@CloudShaper ,

Welcome. I find it hard to see what you are really expressing but i think you also have some feeling for the struggle. Dharmakirti i do not know.

The endless struggle to have body and mind and world in this or that condition. I belief this is the nature of mundane life, our lives. Wanting a perfect body and also a perfect soul (mind). Always busy. Trying to change things. Changing mind. Changing body. Never ever is it oke.

I had this very strong sense of (im)perfection. I now think it is a deep delusion. This need for perfection i had (and still have sometimes) is only a deep longing for grip and seeking grip in a world one experiences as imperfect including oneself and others.
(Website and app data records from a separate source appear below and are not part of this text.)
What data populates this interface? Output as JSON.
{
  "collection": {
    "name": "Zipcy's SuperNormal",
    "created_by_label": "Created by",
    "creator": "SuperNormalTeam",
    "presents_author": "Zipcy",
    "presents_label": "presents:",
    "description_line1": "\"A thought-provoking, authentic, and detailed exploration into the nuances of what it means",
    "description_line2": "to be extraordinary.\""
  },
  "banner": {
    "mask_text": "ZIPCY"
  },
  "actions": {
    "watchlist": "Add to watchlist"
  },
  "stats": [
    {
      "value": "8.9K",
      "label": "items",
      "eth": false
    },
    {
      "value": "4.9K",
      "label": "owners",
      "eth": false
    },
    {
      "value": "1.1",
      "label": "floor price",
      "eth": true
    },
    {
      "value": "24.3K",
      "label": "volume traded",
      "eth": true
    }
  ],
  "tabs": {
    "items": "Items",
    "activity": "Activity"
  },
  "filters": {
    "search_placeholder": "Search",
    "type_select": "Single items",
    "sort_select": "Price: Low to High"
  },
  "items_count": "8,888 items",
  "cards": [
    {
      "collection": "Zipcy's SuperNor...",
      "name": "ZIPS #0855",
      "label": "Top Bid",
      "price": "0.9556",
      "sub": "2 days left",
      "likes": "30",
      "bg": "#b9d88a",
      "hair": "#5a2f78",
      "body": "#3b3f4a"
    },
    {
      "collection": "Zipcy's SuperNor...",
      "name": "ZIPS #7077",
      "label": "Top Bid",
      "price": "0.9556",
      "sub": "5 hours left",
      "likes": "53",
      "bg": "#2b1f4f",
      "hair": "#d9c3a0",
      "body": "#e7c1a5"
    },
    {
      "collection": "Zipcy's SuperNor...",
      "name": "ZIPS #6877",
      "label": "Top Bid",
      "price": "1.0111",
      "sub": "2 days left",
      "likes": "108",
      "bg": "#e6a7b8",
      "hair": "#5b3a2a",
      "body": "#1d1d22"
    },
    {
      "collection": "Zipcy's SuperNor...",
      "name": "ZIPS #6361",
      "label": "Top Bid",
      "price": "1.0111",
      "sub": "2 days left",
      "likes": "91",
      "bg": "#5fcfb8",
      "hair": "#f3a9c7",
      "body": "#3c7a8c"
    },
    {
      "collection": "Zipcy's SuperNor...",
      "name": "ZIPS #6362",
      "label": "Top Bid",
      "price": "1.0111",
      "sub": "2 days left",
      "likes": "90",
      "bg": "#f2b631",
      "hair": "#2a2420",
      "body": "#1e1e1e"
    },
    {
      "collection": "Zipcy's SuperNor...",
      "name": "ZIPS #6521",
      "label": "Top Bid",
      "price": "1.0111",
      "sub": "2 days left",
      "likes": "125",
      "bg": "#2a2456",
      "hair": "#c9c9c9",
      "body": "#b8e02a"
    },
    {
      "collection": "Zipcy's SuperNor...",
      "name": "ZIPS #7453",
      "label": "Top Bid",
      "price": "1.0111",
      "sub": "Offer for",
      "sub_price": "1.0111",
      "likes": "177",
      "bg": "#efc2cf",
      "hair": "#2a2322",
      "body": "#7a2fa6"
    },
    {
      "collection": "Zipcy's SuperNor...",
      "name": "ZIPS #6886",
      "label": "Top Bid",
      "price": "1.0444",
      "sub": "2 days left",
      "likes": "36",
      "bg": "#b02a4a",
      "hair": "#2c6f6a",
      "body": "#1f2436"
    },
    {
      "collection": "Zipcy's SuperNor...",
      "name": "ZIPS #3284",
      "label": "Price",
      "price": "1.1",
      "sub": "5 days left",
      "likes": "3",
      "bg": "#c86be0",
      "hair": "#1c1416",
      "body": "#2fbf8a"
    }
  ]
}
How can one not-suffer that way, if oneself, the world, others are never ever good just as they are?
There is always this inner darkness, this disappointment, with how you yourself are, others are, the world is. This is sadness, grief. One can never enjoy life this way, or one must be drunk.

This is, i feel, is the cause of all this mental suffering. There is some grief about how life is, and also how we ourselves are and others too. One just cannot live with imperfection or one has a constant sense of imperfection and therefor seeks grip in an idea of perfection such as a perfect Buddha, a perfect mind and body, a perfect livelihood, a perfect action etc.

Life becomes and is and endless struggle when the heart longs for perfection.